"As its economy has grown to be the seventh largest in the world, Brazil has consolidated its power in South America, extended its influence to the broader region, and become increasingly prominent on the world stage. The Obama Administration's national security strategy regards Brazil as an emerging center of influence, whose leadership it welcomes 'to pursue progress on bilateral, hemispheric, and global issues.' In recent years, U.S.-Brazil relations have generally been positive despite Brazil's prioritization of strengthening relations with neighboring countries and expanding ties with nontraditional partners in the 'developing South.' Although some disagreements have emerged, Brazil and the United States continue to engage on a number of issues, including counternarcotics, counterterrorism, energy security, trade, human rights, and the environment. […] The 112th Congress has maintained interest in U.S.-Brazil relations. Several pieces of legislation have been introduced, including bills that would suspend foreign assistance to Brazil (H.R. 2246) and the issuance of visas to Brazilian nationals (H.R. 2556) until the country amends its constitution to allow for the extradition of its citizens, and bills (H.R. 3039 and S. 1653) designed to accelerate visa processing for citizens of Brazil and other countries. Additionally, the House initially adopted a provision (H.Amdt. 454), which was dropped from the final legislation (H.R. 2112), that would have prevented the United States from providing payments to the Brazil Cotton Institute as it agreed to do to temporarily resolve a World Trade Organization dispute with Brazil.

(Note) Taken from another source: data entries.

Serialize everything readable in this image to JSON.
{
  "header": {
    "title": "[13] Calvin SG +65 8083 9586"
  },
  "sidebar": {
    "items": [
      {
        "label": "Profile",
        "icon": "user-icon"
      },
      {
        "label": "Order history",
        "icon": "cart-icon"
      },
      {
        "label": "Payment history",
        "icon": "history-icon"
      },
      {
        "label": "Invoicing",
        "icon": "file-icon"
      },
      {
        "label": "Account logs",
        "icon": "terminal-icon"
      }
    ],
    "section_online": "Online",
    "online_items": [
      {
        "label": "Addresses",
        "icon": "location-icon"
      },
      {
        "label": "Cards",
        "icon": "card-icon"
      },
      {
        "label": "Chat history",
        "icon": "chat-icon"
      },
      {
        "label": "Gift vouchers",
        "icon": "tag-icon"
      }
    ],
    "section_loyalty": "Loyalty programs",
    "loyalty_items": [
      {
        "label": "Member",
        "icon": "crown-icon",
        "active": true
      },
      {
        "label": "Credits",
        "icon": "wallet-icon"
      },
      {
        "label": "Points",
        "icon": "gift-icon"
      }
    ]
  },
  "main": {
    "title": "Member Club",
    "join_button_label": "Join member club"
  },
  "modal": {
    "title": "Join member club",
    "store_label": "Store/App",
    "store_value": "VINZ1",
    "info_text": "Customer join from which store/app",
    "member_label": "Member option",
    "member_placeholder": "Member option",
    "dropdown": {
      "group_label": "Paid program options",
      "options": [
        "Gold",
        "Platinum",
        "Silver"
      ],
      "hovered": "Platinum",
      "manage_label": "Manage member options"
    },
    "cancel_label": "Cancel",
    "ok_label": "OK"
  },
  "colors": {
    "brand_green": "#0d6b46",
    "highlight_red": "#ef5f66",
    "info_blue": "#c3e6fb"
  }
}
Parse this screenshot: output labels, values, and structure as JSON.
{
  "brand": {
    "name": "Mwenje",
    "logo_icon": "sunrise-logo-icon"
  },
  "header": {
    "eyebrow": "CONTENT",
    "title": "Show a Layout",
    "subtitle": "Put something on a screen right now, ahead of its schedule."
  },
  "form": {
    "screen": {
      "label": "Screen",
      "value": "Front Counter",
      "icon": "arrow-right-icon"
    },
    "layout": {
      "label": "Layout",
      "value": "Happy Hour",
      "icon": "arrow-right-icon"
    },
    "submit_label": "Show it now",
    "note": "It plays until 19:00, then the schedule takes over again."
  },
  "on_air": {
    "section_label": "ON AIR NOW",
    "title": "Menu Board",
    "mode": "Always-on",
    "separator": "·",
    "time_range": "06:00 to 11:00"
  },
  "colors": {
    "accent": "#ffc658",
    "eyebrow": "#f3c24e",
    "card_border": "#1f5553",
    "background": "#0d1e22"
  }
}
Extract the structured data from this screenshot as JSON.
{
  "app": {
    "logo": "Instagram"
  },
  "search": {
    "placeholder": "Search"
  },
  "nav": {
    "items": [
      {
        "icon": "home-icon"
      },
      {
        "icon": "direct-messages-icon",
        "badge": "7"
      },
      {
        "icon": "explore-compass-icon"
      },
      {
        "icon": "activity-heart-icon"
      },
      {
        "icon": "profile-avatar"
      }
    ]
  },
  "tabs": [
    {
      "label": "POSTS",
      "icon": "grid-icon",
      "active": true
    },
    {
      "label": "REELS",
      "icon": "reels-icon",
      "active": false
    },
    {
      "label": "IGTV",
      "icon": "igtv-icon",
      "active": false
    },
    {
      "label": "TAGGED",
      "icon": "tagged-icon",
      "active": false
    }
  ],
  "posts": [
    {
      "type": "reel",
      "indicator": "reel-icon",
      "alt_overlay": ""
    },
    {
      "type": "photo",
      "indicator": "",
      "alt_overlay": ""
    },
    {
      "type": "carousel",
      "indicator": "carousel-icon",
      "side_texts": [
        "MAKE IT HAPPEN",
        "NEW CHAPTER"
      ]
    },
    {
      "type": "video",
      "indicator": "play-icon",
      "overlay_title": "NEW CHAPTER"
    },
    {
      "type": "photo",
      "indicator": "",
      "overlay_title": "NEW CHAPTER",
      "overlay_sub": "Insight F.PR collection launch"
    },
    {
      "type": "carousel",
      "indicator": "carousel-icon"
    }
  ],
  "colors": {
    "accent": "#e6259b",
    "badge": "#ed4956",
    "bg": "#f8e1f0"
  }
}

This report analyzes Brazil's political, economic, and social conditions, and how those conditions affect its role in the world and its relationship with the United States."
CRS Report for Congress, RL33456